In the mid-1600s, Captain John Rice Hughes, a Welshman known in the area simply as “Trader” Hughes, established a trading post at Jamestown, Virginia, in order to trade primarily with the Powhatan Indians in the area. It has been said that if the Jamestown colony had not been trading with the Native Americans in the area, they would not have survived their first winter. But how did trade benefit the Indians?
The Powhatans, a confederacy of thirty Algonquin-speaking tribes, highly prized copper, but at that time, they were at war with the Monacan and Mannahoac tribes, who mined copper in the Lake Superior region. Thus, the Powhatans were motivated to find an alternative source.
In 1580, at the time of the Roanoke colony, the English had become aware of the value of copper to the Powhatans and, in subsequent trips, brought sheets of copper from England for the express purpose of establishing trade.
Why did the Powhatans value copper so greatly? Considering copper to be rare and beautiful (the way many cultures look at gold), they used copper to make jewelry—both necklaces and bracelets—and, accordingly, to signify the elite status of the copper-bedecked warrior (see above). Copper was also used in religious practices and in burials. The famous John Smith of Jamestown recorded the brisk nature of the trade, thus, “For a copper kettle, the Powhatans will sell you a whole countrey [sic]” (Mallios and Emmett).

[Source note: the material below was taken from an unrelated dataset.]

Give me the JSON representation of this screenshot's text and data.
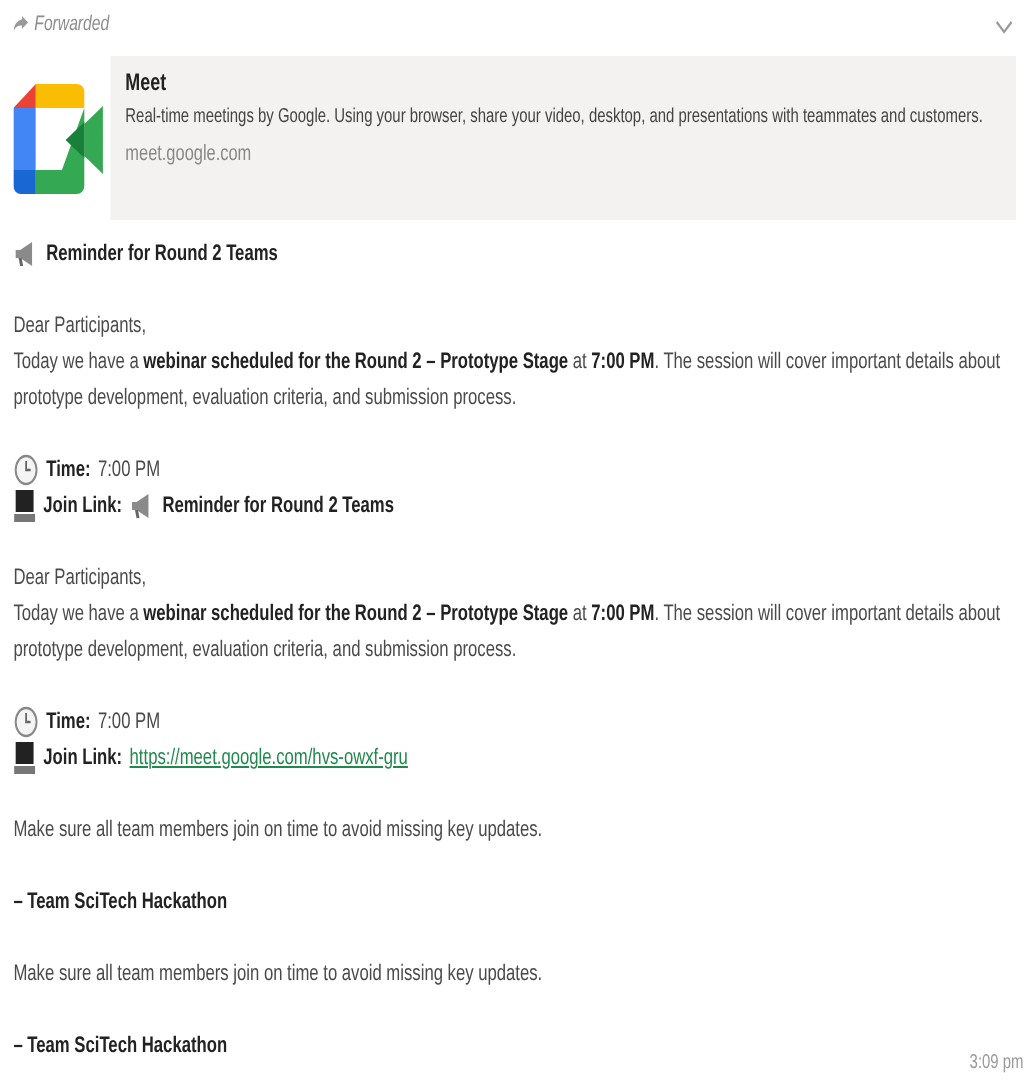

Another commodity of interest to the natives was blue beads. Heather A. Lapham of the University of Virginia tells the story well. When John Smith and others from Jamestown met with Powhatan to trade for corn, they became aware of Chief Powhatan’s great interest in the blue beads the English had with them. Though the beads did not have great value in the eyes of the Europeans, the Powhatans prized them for use in their religious rituals. Smith noted the chief swapped “a pound or two of blew beads” [sic] for “2 to 300 bushels of corne” [sic], proving the maxim that rarity increases the value of a commodity.
The Powhatans would also trade pelts and, in addition to corn, foodstuffs such as squash and beans [“Monacan Indians”].
“Trader” Hughes set up his trading post near the spot where Virginia’s Routes 130 and 29 meet today. In the course of his contacts with the Powhatans, he met and married one of the daughters of Chief Opechancanough. A sister of Pocahontas, Nicketti Mangopeesomon (“She-Sweeps-the-Dew-from-the-Flowers”) eventually gave birth to a baby girl (Mary Elizabeth) in Jamestown in 1650, and she, in her turn, married Nathaniel Davis, another trader. The son of Nathaniel and Mary Elizabeth continued the “family business,” so to speak, and he is known in the records as Robert “the Trader” Davis.
As we know from the history books, the Powhatans and the Europeans had their share of confrontations. Interestingly, though, it is also said that Chief Opechancanough made sure that the Hughes and Davis men received protection from any violence in the region.
Land, Deborah. “Trading Post at Otter Creek.” Ancestry.com.
Lapham, Heather A. “More Than ‘A Few Blew Beads’: The Glass and Stone Beads from Jamestown Rediscovery’s 1994-1997 Excavations.” The Journal of the Jamestown Rediscovery Center. Vol. 1. Jan. 2001. Web. 9 Mar. 20013. <http:// www.apva.org/resource/jjrc/vol1/lapham.pdf>.
Mallios, Seth, and Shane Emmitt. “Demand, Supply, and Elasticity in the Copper Trade at Early Jamestown. The Journal of the Jamestown Rediscovery Center. Vol. 2. Jan. 2004. Web. 9 Mar. 20013. <http://www.apva.org/resource/jjrc/vol2/mallios_low.pdf>.
“The Monacan Indians of Virginia.” Monacan Indian Nation. 2003. Web. 9 Mar. 2013.
“Powhatan.” Encyclopedia Britannica. Web. 9 Mar. 2013. <http://www.britannica.com/EBchecked/topic/473423/Powhatan>.
“The Demise of Copper’s Trading Power.” Historic Jamestown. n. d. Web. 9 Mar. 2013.
World Exposition. 2013. Web. 9 Mar. 2013. http://www.worldexhibition.org/worldexpo/1907-hampton-roads/
© Eileen Cunningham, 2013